*Task requirements*:
If a line of the records holds the word "GBPJPY", copy it out.
[Recorded information — start]
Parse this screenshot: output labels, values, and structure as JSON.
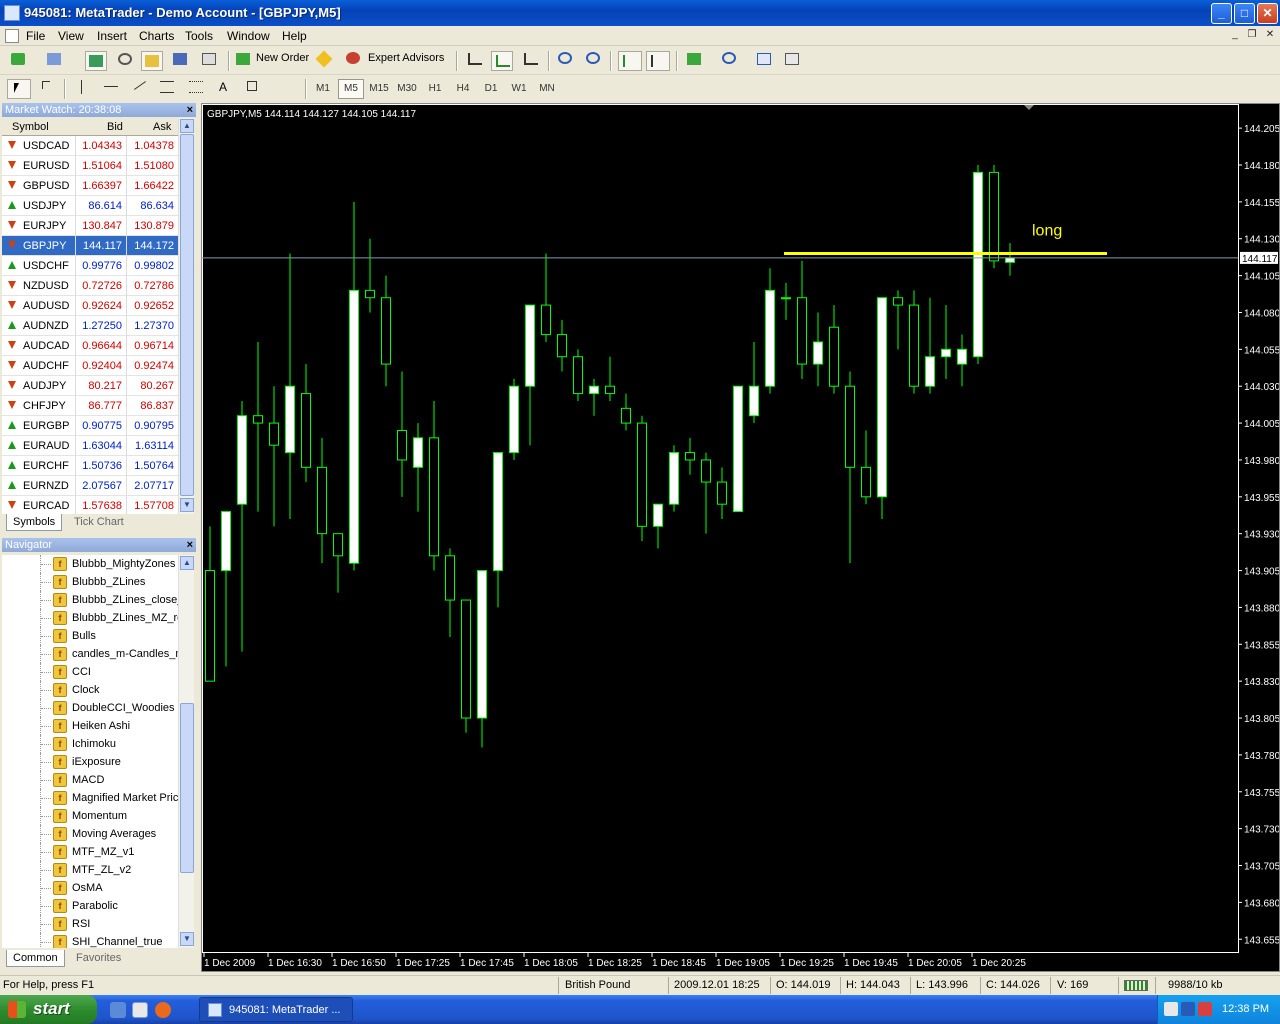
{
  "window": {
    "title": "945081: MetaTrader - Demo Account - [GBPJPY,M5]"
  },
  "menu": [
    "File",
    "View",
    "Insert",
    "Charts",
    "Tools",
    "Window",
    "Help"
  ],
  "toolbar": {
    "new_order": "New Order",
    "expert_advisors": "Expert Advisors"
  },
  "timeframes": [
    {
      "label": "M1",
      "active": false
    },
    {
      "label": "M5",
      "active": true
    },
    {
      "label": "M15",
      "active": false
    },
    {
      "label": "M30",
      "active": false
    },
    {
      "label": "H1",
      "active": false
    },
    {
      "label": "H4",
      "active": false
    },
    {
      "label": "D1",
      "active": false
    },
    {
      "label": "W1",
      "active": false
    },
    {
      "label": "MN",
      "active": false
    }
  ],
  "drawing_tools": {
    "text_tool": "A"
  },
  "market_watch": {
    "title": "Market Watch: 20:38:08",
    "columns": [
      "Symbol",
      "Bid",
      "Ask"
    ],
    "rows": [
      {
        "symbol": "USDCAD",
        "bid": "1.04343",
        "ask": "1.04378",
        "dir": "down",
        "color": "red"
      },
      {
        "symbol": "EURUSD",
        "bid": "1.51064",
        "ask": "1.51080",
        "dir": "down",
        "color": "red"
      },
      {
        "symbol": "GBPUSD",
        "bid": "1.66397",
        "ask": "1.66422",
        "dir": "down",
        "color": "red"
      },
      {
        "symbol": "USDJPY",
        "bid": "86.614",
        "ask": "86.634",
        "dir": "up",
        "color": "blue"
      },
      {
        "symbol": "EURJPY",
        "bid": "130.847",
        "ask": "130.879",
        "dir": "down",
        "color": "red"
      },
      {
        "symbol": "GBPJPY",
        "bid": "144.117",
        "ask": "144.172",
        "dir": "down",
        "color": "red",
        "selected": true
      },
      {
        "symbol": "USDCHF",
        "bid": "0.99776",
        "ask": "0.99802",
        "dir": "up",
        "color": "blue"
      },
      {
        "symbol": "NZDUSD",
        "bid": "0.72726",
        "ask": "0.72786",
        "dir": "down",
        "color": "red"
      },
      {
        "symbol": "AUDUSD",
        "bid": "0.92624",
        "ask": "0.92652",
        "dir": "down",
        "color": "red"
      },
      {
        "symbol": "AUDNZD",
        "bid": "1.27250",
        "ask": "1.27370",
        "dir": "up",
        "color": "blue"
      },
      {
        "symbol": "AUDCAD",
        "bid": "0.96644",
        "ask": "0.96714",
        "dir": "down",
        "color": "red"
      },
      {
        "symbol": "AUDCHF",
        "bid": "0.92404",
        "ask": "0.92474",
        "dir": "down",
        "color": "red"
      },
      {
        "symbol": "AUDJPY",
        "bid": "80.217",
        "ask": "80.267",
        "dir": "down",
        "color": "red"
      },
      {
        "symbol": "CHFJPY",
        "bid": "86.777",
        "ask": "86.837",
        "dir": "down",
        "color": "red"
      },
      {
        "symbol": "EURGBP",
        "bid": "0.90775",
        "ask": "0.90795",
        "dir": "up",
        "color": "blue"
      },
      {
        "symbol": "EURAUD",
        "bid": "1.63044",
        "ask": "1.63114",
        "dir": "up",
        "color": "blue"
      },
      {
        "symbol": "EURCHF",
        "bid": "1.50736",
        "ask": "1.50764",
        "dir": "up",
        "color": "blue"
      },
      {
        "symbol": "EURNZD",
        "bid": "2.07567",
        "ask": "2.07717",
        "dir": "up",
        "color": "blue"
      },
      {
        "symbol": "EURCAD",
        "bid": "1.57638",
        "ask": "1.57708",
        "dir": "down",
        "color": "red"
      }
    ],
    "tabs": [
      "Symbols",
      "Tick Chart"
    ]
  },
  "navigator": {
    "title": "Navigator",
    "items": [
      "Blubbb_MightyZones",
      "Blubbb_ZLines",
      "Blubbb_ZLines_close_",
      "Blubbb_ZLines_MZ_re",
      "Bulls",
      "candles_m-Candles_m",
      "CCI",
      "Clock",
      "DoubleCCI_Woodies",
      "Heiken Ashi",
      "Ichimoku",
      "iExposure",
      "MACD",
      "Magnified Market Price",
      "Momentum",
      "Moving Averages",
      "MTF_MZ_v1",
      "MTF_ZL_v2",
      "OsMA",
      "Parabolic",
      "RSI",
      "SHI_Channel_true"
    ],
    "tabs": [
      "Common",
      "Favorites"
    ]
  },
  "chart_data": {
    "type": "candlestick",
    "title": "GBPJPY,M5  144.114 144.127 144.105 144.117",
    "current_price": "144.117",
    "ylim": [
      143.64,
      144.215
    ],
    "y_ticks": [
      "144.205",
      "144.180",
      "144.155",
      "144.130",
      "144.105",
      "144.080",
      "144.055",
      "144.030",
      "144.005",
      "143.980",
      "143.955",
      "143.930",
      "143.905",
      "143.880",
      "143.855",
      "143.830",
      "143.805",
      "143.780",
      "143.755",
      "143.730",
      "143.705",
      "143.680",
      "143.655"
    ],
    "y_tick_values": [
      144.205,
      144.18,
      144.155,
      144.13,
      144.105,
      144.08,
      144.055,
      144.03,
      144.005,
      143.98,
      143.955,
      143.93,
      143.905,
      143.88,
      143.855,
      143.83,
      143.805,
      143.78,
      143.755,
      143.73,
      143.705,
      143.68,
      143.655
    ],
    "x_labels": [
      "1 Dec 2009",
      "1 Dec 16:30",
      "1 Dec 16:50",
      "1 Dec 17:25",
      "1 Dec 17:45",
      "1 Dec 18:05",
      "1 Dec 18:25",
      "1 Dec 18:45",
      "1 Dec 19:05",
      "1 Dec 19:25",
      "1 Dec 19:45",
      "1 Dec 20:05",
      "1 Dec 20:25"
    ],
    "candles": [
      {
        "o": 143.905,
        "h": 143.935,
        "l": 143.83,
        "c": 143.83
      },
      {
        "o": 143.905,
        "h": 143.935,
        "l": 143.84,
        "c": 143.945
      },
      {
        "o": 143.95,
        "h": 144.02,
        "l": 143.85,
        "c": 144.01
      },
      {
        "o": 144.01,
        "h": 144.06,
        "l": 143.945,
        "c": 144.005
      },
      {
        "o": 144.005,
        "h": 144.03,
        "l": 143.935,
        "c": 143.99
      },
      {
        "o": 143.985,
        "h": 144.12,
        "l": 143.94,
        "c": 144.03
      },
      {
        "o": 144.025,
        "h": 144.045,
        "l": 143.965,
        "c": 143.975
      },
      {
        "o": 143.975,
        "h": 143.995,
        "l": 143.91,
        "c": 143.93
      },
      {
        "o": 143.93,
        "h": 143.92,
        "l": 143.89,
        "c": 143.915
      },
      {
        "o": 143.91,
        "h": 144.155,
        "l": 143.905,
        "c": 144.095
      },
      {
        "o": 144.095,
        "h": 144.13,
        "l": 144.08,
        "c": 144.09
      },
      {
        "o": 144.09,
        "h": 144.105,
        "l": 144.03,
        "c": 144.045
      },
      {
        "o": 144.0,
        "h": 144.04,
        "l": 143.955,
        "c": 143.98
      },
      {
        "o": 143.975,
        "h": 144.005,
        "l": 143.945,
        "c": 143.995
      },
      {
        "o": 143.995,
        "h": 144.02,
        "l": 143.905,
        "c": 143.915
      },
      {
        "o": 143.915,
        "h": 143.92,
        "l": 143.86,
        "c": 143.885
      },
      {
        "o": 143.885,
        "h": 143.885,
        "l": 143.795,
        "c": 143.805
      },
      {
        "o": 143.805,
        "h": 143.905,
        "l": 143.785,
        "c": 143.905
      },
      {
        "o": 143.905,
        "h": 143.985,
        "l": 143.88,
        "c": 143.985
      },
      {
        "o": 143.985,
        "h": 144.035,
        "l": 143.98,
        "c": 144.03
      },
      {
        "o": 144.03,
        "h": 144.085,
        "l": 143.99,
        "c": 144.085
      },
      {
        "o": 144.085,
        "h": 144.12,
        "l": 144.06,
        "c": 144.065
      },
      {
        "o": 144.065,
        "h": 144.075,
        "l": 144.04,
        "c": 144.05
      },
      {
        "o": 144.05,
        "h": 144.055,
        "l": 144.02,
        "c": 144.025
      },
      {
        "o": 144.025,
        "h": 144.035,
        "l": 144.01,
        "c": 144.03
      },
      {
        "o": 144.03,
        "h": 144.05,
        "l": 144.02,
        "c": 144.025
      },
      {
        "o": 144.015,
        "h": 144.025,
        "l": 144.0,
        "c": 144.005
      },
      {
        "o": 144.005,
        "h": 144.01,
        "l": 143.925,
        "c": 143.935
      },
      {
        "o": 143.935,
        "h": 143.95,
        "l": 143.92,
        "c": 143.95
      },
      {
        "o": 143.95,
        "h": 143.99,
        "l": 143.945,
        "c": 143.985
      },
      {
        "o": 143.985,
        "h": 143.995,
        "l": 143.97,
        "c": 143.98
      },
      {
        "o": 143.98,
        "h": 143.985,
        "l": 143.93,
        "c": 143.965
      },
      {
        "o": 143.965,
        "h": 143.975,
        "l": 143.94,
        "c": 143.95
      },
      {
        "o": 143.945,
        "h": 144.03,
        "l": 143.945,
        "c": 144.03
      },
      {
        "o": 144.01,
        "h": 144.06,
        "l": 144.005,
        "c": 144.03
      },
      {
        "o": 144.03,
        "h": 144.11,
        "l": 144.025,
        "c": 144.095
      },
      {
        "o": 144.09,
        "h": 144.1,
        "l": 144.075,
        "c": 144.09
      },
      {
        "o": 144.09,
        "h": 144.115,
        "l": 144.035,
        "c": 144.045
      },
      {
        "o": 144.045,
        "h": 144.08,
        "l": 144.03,
        "c": 144.06
      },
      {
        "o": 144.07,
        "h": 144.085,
        "l": 144.025,
        "c": 144.03
      },
      {
        "o": 144.03,
        "h": 144.04,
        "l": 143.91,
        "c": 143.975
      },
      {
        "o": 143.975,
        "h": 144.0,
        "l": 143.95,
        "c": 143.955
      },
      {
        "o": 143.955,
        "h": 144.09,
        "l": 143.94,
        "c": 144.09
      },
      {
        "o": 144.09,
        "h": 144.095,
        "l": 144.055,
        "c": 144.085
      },
      {
        "o": 144.085,
        "h": 144.095,
        "l": 144.025,
        "c": 144.03
      },
      {
        "o": 144.03,
        "h": 144.09,
        "l": 144.025,
        "c": 144.05
      },
      {
        "o": 144.05,
        "h": 144.085,
        "l": 144.035,
        "c": 144.055
      },
      {
        "o": 144.045,
        "h": 144.065,
        "l": 144.03,
        "c": 144.055
      },
      {
        "o": 144.05,
        "h": 144.18,
        "l": 144.045,
        "c": 144.175
      },
      {
        "o": 144.175,
        "h": 144.18,
        "l": 144.11,
        "c": 144.115
      },
      {
        "o": 144.114,
        "h": 144.127,
        "l": 144.105,
        "c": 144.117
      }
    ],
    "annotation": {
      "text": "long",
      "price": 144.12,
      "color": "#ffff00"
    },
    "colors": {
      "background": "#000000",
      "bull_fill": "#ffffff",
      "bear_fill": "#000000",
      "wick": "#00ff00",
      "axis_text": "#ffffff",
      "price_line": "#8899aa"
    }
  },
  "status": {
    "help": "For Help, press F1",
    "instrument": "British Pound",
    "datetime": "2009.12.01 18:25",
    "open": "O: 144.019",
    "high": "H: 144.043",
    "low": "L: 143.996",
    "close": "C: 144.026",
    "volume": "V: 169",
    "traffic": "9988/10 kb"
  },
  "taskbar": {
    "start": "start",
    "task": "945081: MetaTrader ...",
    "clock": "12:38 PM"
  }
}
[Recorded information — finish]
*Result for this exercise*:
    "title": "945081: MetaTrader - Demo Account - [GBPJPY,M5]"
        "symbol": "GBPJPY",
    "title": "GBPJPY,M5  144.114 144.127 144.105 144.117",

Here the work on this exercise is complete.